▶ **Problem**:
Report, in full, each line of the material below in which the string "button" occurs.

--

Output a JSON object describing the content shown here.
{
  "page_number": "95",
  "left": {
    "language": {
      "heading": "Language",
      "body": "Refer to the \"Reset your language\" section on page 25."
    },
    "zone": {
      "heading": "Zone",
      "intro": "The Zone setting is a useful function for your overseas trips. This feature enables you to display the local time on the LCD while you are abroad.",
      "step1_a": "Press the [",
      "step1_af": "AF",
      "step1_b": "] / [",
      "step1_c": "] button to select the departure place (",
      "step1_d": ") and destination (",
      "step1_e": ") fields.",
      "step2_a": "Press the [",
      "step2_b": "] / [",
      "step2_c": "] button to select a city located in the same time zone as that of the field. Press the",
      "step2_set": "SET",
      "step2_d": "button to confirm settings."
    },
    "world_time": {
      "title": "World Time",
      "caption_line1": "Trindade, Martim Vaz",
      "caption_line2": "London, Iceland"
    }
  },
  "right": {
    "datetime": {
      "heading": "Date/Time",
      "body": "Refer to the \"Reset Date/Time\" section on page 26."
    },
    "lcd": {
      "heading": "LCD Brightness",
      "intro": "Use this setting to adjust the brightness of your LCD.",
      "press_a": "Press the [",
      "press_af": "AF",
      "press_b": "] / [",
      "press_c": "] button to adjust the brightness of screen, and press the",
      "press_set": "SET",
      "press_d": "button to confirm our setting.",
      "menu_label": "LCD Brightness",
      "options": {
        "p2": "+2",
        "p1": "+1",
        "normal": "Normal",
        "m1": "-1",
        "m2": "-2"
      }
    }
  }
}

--

▶ **Response for this exercise**:
      "step1_c": "] button to select the departure place (",
      "step2_c": "] button to select a city located in the same time zone as that of the field. Press the",
      "step2_d": "button to confirm settings."
      "press_c": "] button to adjust the brightness of screen, and press the",
      "press_d": "button to confirm our setting.",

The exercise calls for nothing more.